In the entries below, every line that contains "radial" must be located and copied.

(Dataset rows describing interfaces)
------------------------------------------------

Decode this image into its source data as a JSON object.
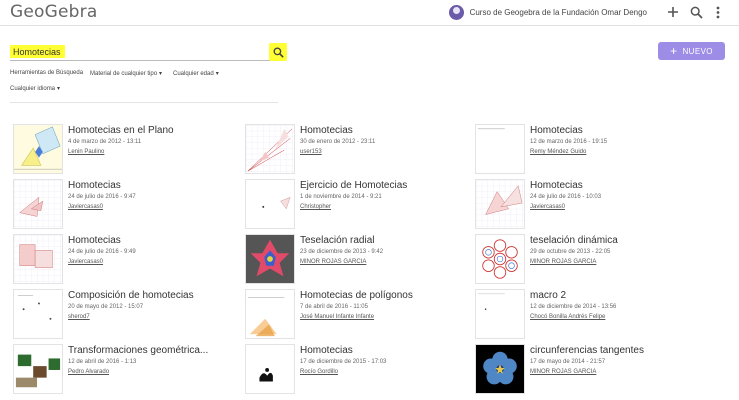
{
  "app": {
    "logo": "GeoGebra"
  },
  "header": {
    "user_name": "Curso de Geogebra de la Fundación Omar Dengo"
  },
  "search": {
    "value": "Homotecias",
    "placeholder": ""
  },
  "new_button": {
    "label": "NUEVO"
  },
  "filters": {
    "tools": "Herramientas de Búsqueda",
    "material_type": "Material de cualquier tipo",
    "age": "Cualquier edad",
    "language": "Cualquier idioma"
  },
  "colors": {
    "accent": "#9d8de6",
    "highlight": "#ffff33"
  },
  "results": [
    {
      "title": "Homotecias en el Plano",
      "date": "4 de marzo de 2012 - 13:11",
      "author": "Lenin Paulino",
      "thumb": "plano"
    },
    {
      "title": "Homotecias",
      "date": "30 de enero de 2012 - 23:11",
      "author": "user153",
      "thumb": "rays"
    },
    {
      "title": "Homotecias",
      "date": "12 de marzo de 2016 - 19:15",
      "author": "Remy Méndez Guido",
      "thumb": "blank"
    },
    {
      "title": "Homotecias",
      "date": "24 de julio de 2016 - 9:47",
      "author": "Javiercasas0",
      "thumb": "tri"
    },
    {
      "title": "Ejercicio de Homotecias",
      "date": "1 de noviembre de 2014 - 9:21",
      "author": "Christopher",
      "thumb": "exercise"
    },
    {
      "title": "Homotecias",
      "date": "24 de julio de 2016 - 10:03",
      "author": "Javiercasas0",
      "thumb": "tri2"
    },
    {
      "title": "Homotecias",
      "date": "24 de julio de 2016 - 9:49",
      "author": "Javiercasas0",
      "thumb": "squares"
    },
    {
      "title": "Teselación radial",
      "date": "23 de diciembre de 2013 - 9:42",
      "author": "MINOR ROJAS GARCIA",
      "thumb": "radial"
    },
    {
      "title": "teselación dinámica",
      "date": "29 de octubre de 2013 - 22:05",
      "author": "MINOR ROJAS GARCIA",
      "thumb": "hexes"
    },
    {
      "title": "Composición de homotecias",
      "date": "20 de mayo de 2012 - 15:07",
      "author": "sherod7",
      "thumb": "composition"
    },
    {
      "title": "Homotecias de polígonos",
      "date": "7 de abril de 2016 - 11:05",
      "author": "José Manuel Infante Infante",
      "thumb": "polygons"
    },
    {
      "title": "macro 2",
      "date": "12 de diciembre de 2014 - 13:56",
      "author": "Chocó Bonilla Andrés Felipe",
      "thumb": "macro"
    },
    {
      "title": "Transformaciones geométrica...",
      "date": "12 de abril de 2016 - 1:13",
      "author": "Pedro Alvarado",
      "thumb": "photo"
    },
    {
      "title": "Homotecias",
      "date": "17 de diciembre de 2015 - 17:03",
      "author": "Rocío Gordillo",
      "thumb": "silhouette"
    },
    {
      "title": "circunferencias tangentes",
      "date": "17 de mayo de 2014 - 21:57",
      "author": "MINOR ROJAS GARCIA",
      "thumb": "flower"
    }
  ]
}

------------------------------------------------

> **Solution to the problem**
      "title": "Teselación radial",
      "thumb": "radial"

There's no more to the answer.